INSTRUCTIONS FOR THE TASK -
Pictures within the data are to be left out; everything else must be reproduced exactly.

GIVEN INFORMATION -
+ + + +

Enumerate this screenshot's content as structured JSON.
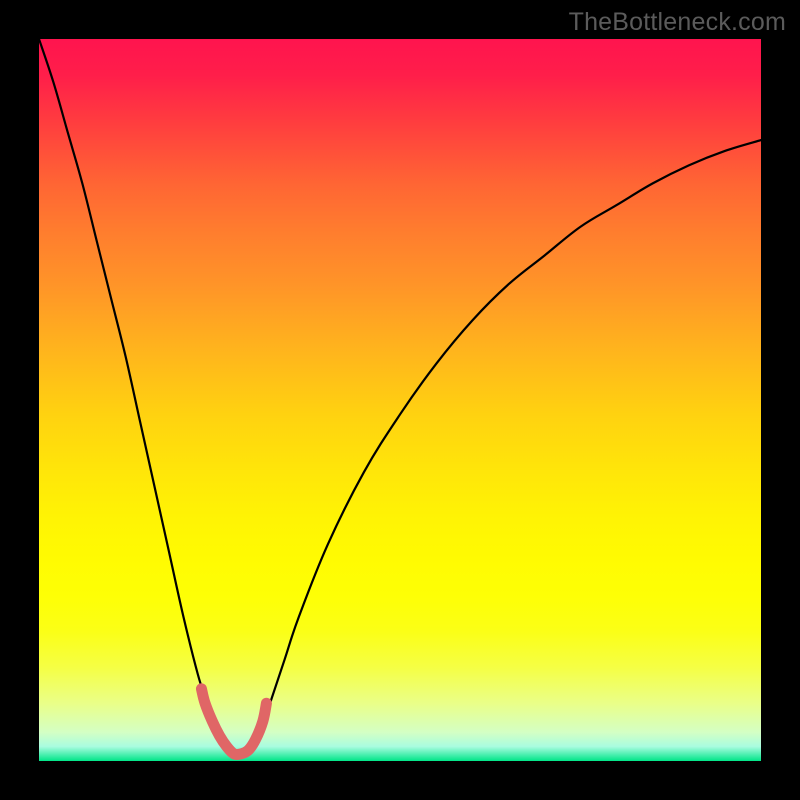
{
  "watermark": "TheBottleneck.com",
  "colors": {
    "frame": "#000000",
    "curve": "#000000",
    "highlight": "#e06666",
    "gradient_top": "#ff144e",
    "gradient_bottom": "#00e588"
  },
  "chart_data": {
    "type": "line",
    "title": "",
    "xlabel": "",
    "ylabel": "",
    "xlim": [
      0,
      100
    ],
    "ylim": [
      0,
      100
    ],
    "note": "No axis ticks or numeric labels are rendered; values estimated from pixel positions on a 0–100 normalized grid. y=0 is bottom (green), y=100 is top (red). Curve resembles a V-shaped bottleneck profile with minimum near x≈27.",
    "series": [
      {
        "name": "bottleneck-curve",
        "x": [
          0,
          2,
          4,
          6,
          8,
          10,
          12,
          14,
          16,
          18,
          20,
          22,
          23,
          24,
          25,
          26,
          27,
          28,
          29,
          30,
          31,
          32,
          34,
          36,
          40,
          45,
          50,
          55,
          60,
          65,
          70,
          75,
          80,
          85,
          90,
          95,
          100
        ],
        "y": [
          100,
          94,
          87,
          80,
          72,
          64,
          56,
          47,
          38,
          29,
          20,
          12,
          9,
          6.5,
          4,
          2,
          1,
          1,
          1.5,
          3,
          5,
          8,
          14,
          20,
          30,
          40,
          48,
          55,
          61,
          66,
          70,
          74,
          77,
          80,
          82.5,
          84.5,
          86
        ]
      },
      {
        "name": "highlight-segment",
        "x": [
          22.5,
          23,
          24,
          25,
          26,
          27,
          28,
          29,
          30,
          31,
          31.5
        ],
        "y": [
          10,
          8,
          5.5,
          3.5,
          2,
          1,
          1,
          1.5,
          3,
          5.5,
          8
        ]
      }
    ]
  }
}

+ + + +

COMPLETED EXERCISE -
Enumerate this screenshot's content as structured JSON.
{
  "watermark": "TheBottleneck.com",
  "colors": {
    "frame": "#000000",
    "curve": "#000000",
    "highlight": "#e06666",
    "gradient_top": "#ff144e",
    "gradient_bottom": "#00e588"
  },
  "chart_data": {
    "type": "line",
    "title": "",
    "xlabel": "",
    "ylabel": "",
    "xlim": [
      0,
      100
    ],
    "ylim": [
      0,
      100
    ],
    "note": "No axis ticks or numeric labels are rendered; values estimated from pixel positions on a 0–100 normalized grid. y=0 is bottom (green), y=100 is top (red). Curve resembles a V-shaped bottleneck profile with minimum near x≈27.",
    "series": [
      {
        "name": "bottleneck-curve",
        "x": [
          0,
          2,
          4,
          6,
          8,
          10,
          12,
          14,
          16,
          18,
          20,
          22,
          23,
          24,
          25,
          26,
          27,
          28,
          29,
          30,
          31,
          32,
          34,
          36,
          40,
          45,
          50,
          55,
          60,
          65,
          70,
          75,
          80,
          85,
          90,
          95,
          100
        ],
        "y": [
          100,
          94,
          87,
          80,
          72,
          64,
          56,
          47,
          38,
          29,
          20,
          12,
          9,
          6.5,
          4,
          2,
          1,
          1,
          1.5,
          3,
          5,
          8,
          14,
          20,
          30,
          40,
          48,
          55,
          61,
          66,
          70,
          74,
          77,
          80,
          82.5,
          84.5,
          86
        ]
      },
      {
        "name": "highlight-segment",
        "x": [
          22.5,
          23,
          24,
          25,
          26,
          27,
          28,
          29,
          30,
          31,
          31.5
        ],
        "y": [
          10,
          8,
          5.5,
          3.5,
          2,
          1,
          1,
          1.5,
          3,
          5.5,
          8
        ]
      }
    ]
  }
}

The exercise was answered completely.